Altitude: 1,300-1,650m (4,300-5,400 ft)

Harvest: September-December (main crop)

April-May (mitaca crop)

Varieties: 6% Typica, 59% Caturra, 35% Castillo

Colombian Coffee from Risaralda Region


♦ COLOMBIAN COFFEE FROM THE NARIÑO REGION

Some of the highest coffees in Colombia are grown in Nariño, and they can also be some of the most stunning and complex. It is challenging to grow coffee at these high altitudes in many areas, as the plants suffer from “die back”. However, Nariño is close enough to the equator that the climate is sufficiently suitable for coffee plants. The vast majority of Nariño´s forty thousand producers are smallholders with less than 2 hectares (4.4 acres) each. Many have formed fronts and institutions to provide each other with support and to interact with the FNC. In fact, the average farm size is less than 1 hectare, (2.2 acres) and only 37 producers in that region own more than 5 hectares (11 acres) of land.

Altitude: 1,500-2,300 m (4,900-7,500ft)

Harvest: April-June

Varieties: 54% Typica, 29% Caturra 17% Castillo

Colombian Coffee from Narino Region


♦ COLOMBIAN COFFEE FROM THE ANTIOQUIA REGION

This region if the birthplace of both coffee in Colombia and the FNC. This is the key-growing region with around 128,000 hectares (316,000 acres) of coffee, the most of any region.

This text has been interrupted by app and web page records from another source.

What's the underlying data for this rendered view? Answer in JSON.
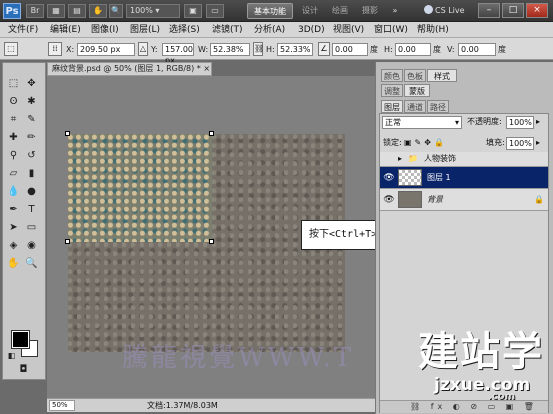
{
  "titlebar": {
    "logo": "Ps",
    "zoom": "100%",
    "workspace": [
      "基本功能",
      "设计",
      "绘画",
      "摄影"
    ],
    "cs_live": "CS Live",
    "controls": [
      "–",
      "□",
      "×"
    ]
  },
  "menu": [
    "文件(F)",
    "编辑(E)",
    "图像(I)",
    "图层(L)",
    "选择(S)",
    "滤镜(T)",
    "分析(A)",
    "3D(D)",
    "视图(V)",
    "窗口(W)",
    "帮助(H)"
  ],
  "options": {
    "x_label": "X:",
    "x_value": "209.50 px",
    "y_label": "Y:",
    "y_value": "157.00 px",
    "w_label": "W:",
    "w_value": "52.38%",
    "h_label": "H:",
    "h_value": "52.33%",
    "angle_value": "0.00",
    "angle_unit": "度",
    "hskew_label": "H:",
    "hskew_value": "0.00",
    "hskew_unit": "度",
    "vskew_label": "V:",
    "vskew_value": "0.00",
    "vskew_unit": "度"
  },
  "document": {
    "tab_title": "麻纹背景.psd @ 50% (图层 1, RGB/8) *",
    "callout": "按下<Ctrl+T>键打开自由变换框并调整",
    "watermark": "騰龍視覺WWW.T",
    "status_zoom": "50%",
    "status_doc": "文档:1.37M/8.03M"
  },
  "panels": {
    "top_tabs": [
      "颜色",
      "色板",
      "样式"
    ],
    "mid_tabs": [
      "调整",
      "蒙版"
    ],
    "layer_tabs": [
      "图层",
      "通道",
      "路径"
    ],
    "blend_mode": "正常",
    "opacity_label": "不透明度:",
    "opacity_value": "100%",
    "lock_label": "锁定:",
    "fill_label": "填充:",
    "fill_value": "100%",
    "layers": [
      {
        "name": "人物装饰",
        "type": "group"
      },
      {
        "name": "图层 1",
        "type": "layer"
      },
      {
        "name": "背景",
        "type": "background"
      }
    ],
    "bottom_icons": "⛓ fx ◐ ⊘ ▭ ▣ 🗑"
  },
  "brand": {
    "name": "建站学",
    "url": "jzxue.com",
    "suffix": ".com"
  },
  "colors": {
    "accent_selected": "#0a246a",
    "foreground": "#000000",
    "background": "#ffffff"
  }
}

The coffee is produced by a mixture of large estates and cooperatives of small producers.

Altitudes: 1,300-2,200m (4,300-7,200ft)

Harvest: September-December (main crop) April-May (mirada crop)

Varieties: 6% Typica, 59% Caturra, 35% Castillo

Colombian Coffee from Antioquia Region


♦ COLOMBIAN COFFEE FROM CUNDINAMARCA REGION

This department surrounds the capital city of Bogota, one of the highest capital cities in the world at 2,625 m (8,612 ft) above sea level, higher than coffee would grow. This was the second region in Colombia to produce coffee for export, with its production peaking just before World War ll. At that time, it produced about ten percent of the nation’s coffee but the percentage has since declined. In the past, this region had some very large estates, some with over one million coffee trees.

Altitude: 1,400-1,800m (4,600-5,900ft)

Harvest: March-June (main crop)

October-December (mitaca crop)

Varieties: 35% Typica, 34% Caturra, 31% Castillo

Colombian Coffee from Cundinamarca Region


♦ COLOMBIAN COFFEE FROM THE SANTANDER REGION

This was one of the first regions in Colombian to produce coffee for export. The region has a little less altitude than some of the others and this can often be detected in the coffees they veer towards round and sweet rather than juicy and complex. A great deal of coffee from this region is certified by the Rainforest Alliance and the biodiversity of the region is considered very important.

Altitude: 1,200-1,700m (3,900-5,600 ft)

Harvest: September-December

Varieties: 15% Typica, 32% Caturra, 53% Castillo

Colombian Coffee from Santander Region


♦ COLOMBIAN COFFEE FROM NORTH SANTANDER REGION

In the north of the country, bordering Venezuela, this region was producing coffee very early on, and may have been the first area in Colombian to grown coffee.

Altitude: 1,300-1,800m (4,300-5,900ft)

Harvest: September-December

Varieties: 33% Typica, 35% Caturra, 33% Castillo

Colombian Coffee from North Santander region


♦ COLOMBIAN COFFEE FROM SIERRA NEVADA REGION:

This is another region at lower altitudes , and again the coffees here tend to be heavier and rounder rather than more elegant and lively. Coffee is grown on the Andean mountains in this are and the incredibly steep hillsides (raining from fifty to eighty degrees) offer a particular challenge to the farmers. The name, a common one in may Spanish-speaking countries, translates as “snow-topped mountains”.

Altitude: 900-1,600m (3,000-5,200ft)

Harvest: September-December

Varieties: 6% Typica, 58% caturra, 36% Castillo

Colombian Coffee from Sierra Nevada region